A protest vote over the Indian Wells Valley Groundwater Authority’s basin pricey replenishment fee failed last Friday.
The Authority voted 4-1 to pass the replenishment fee despite significant public opposition.
The Authority did not release the number of Proposition 218 protest votes submitted by the public.
Although residential users will see an estimated $24 per month increase, Searles Valley Minerals will see a 7,000-percent increase in water costs.
Searles Valley Minerals currently pays $105 per acre foot, and the fee increases that cost to $2,130 per acre foot, totalling about $6 million per year.
During the meeting, Authority Chair Mick Gleason, a Kern County Supervisor, said the authority will work with Searles Valley Minerals to find a solution to continue to operate despite the fee increase.
“We appreciate Charman Gleason’s acknowledgement of Searles’ water right priority in the basin, and his offer to work with us to find a solution that will allow Searles to continue operating as an economic engine and pillar of this community,” said Searles Valley Minerals Vice President of Operations Burnell Blanchard in a statement.
“Today’s unprecedented level of community participation underscores the very real economic impacts this fee will have on local residents and businesses like ours. As we have done for over 140 years, we will continue working to maintain operations – particularly during one of our country’s worst recessions – and preserve the good paying, essential jobs of our 700 employees.”

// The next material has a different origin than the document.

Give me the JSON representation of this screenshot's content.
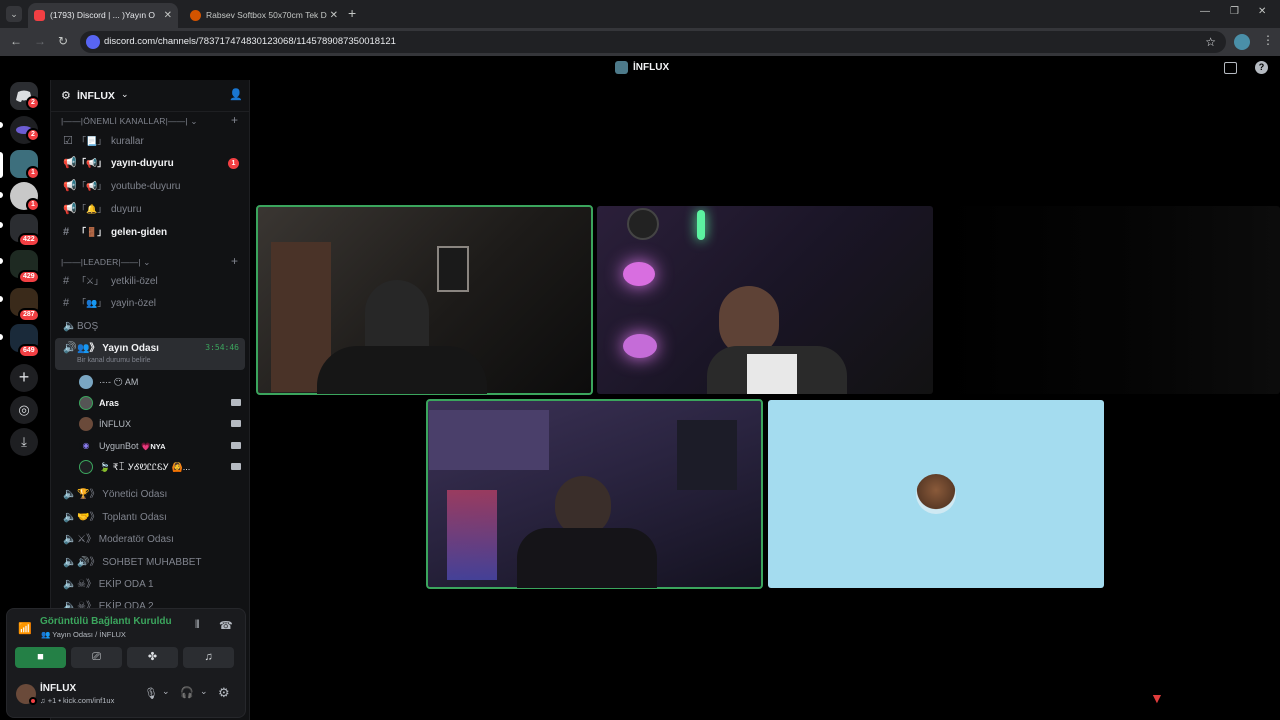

The fee comes from the Authority’s Groundwater Sustainability Plan and is designed to mitigate the damage sustained by shallow wells due to subsidence and acquire water rights to import water and meet necessary groundwater levels for pumping under the Sustainable Groundwater Management Act.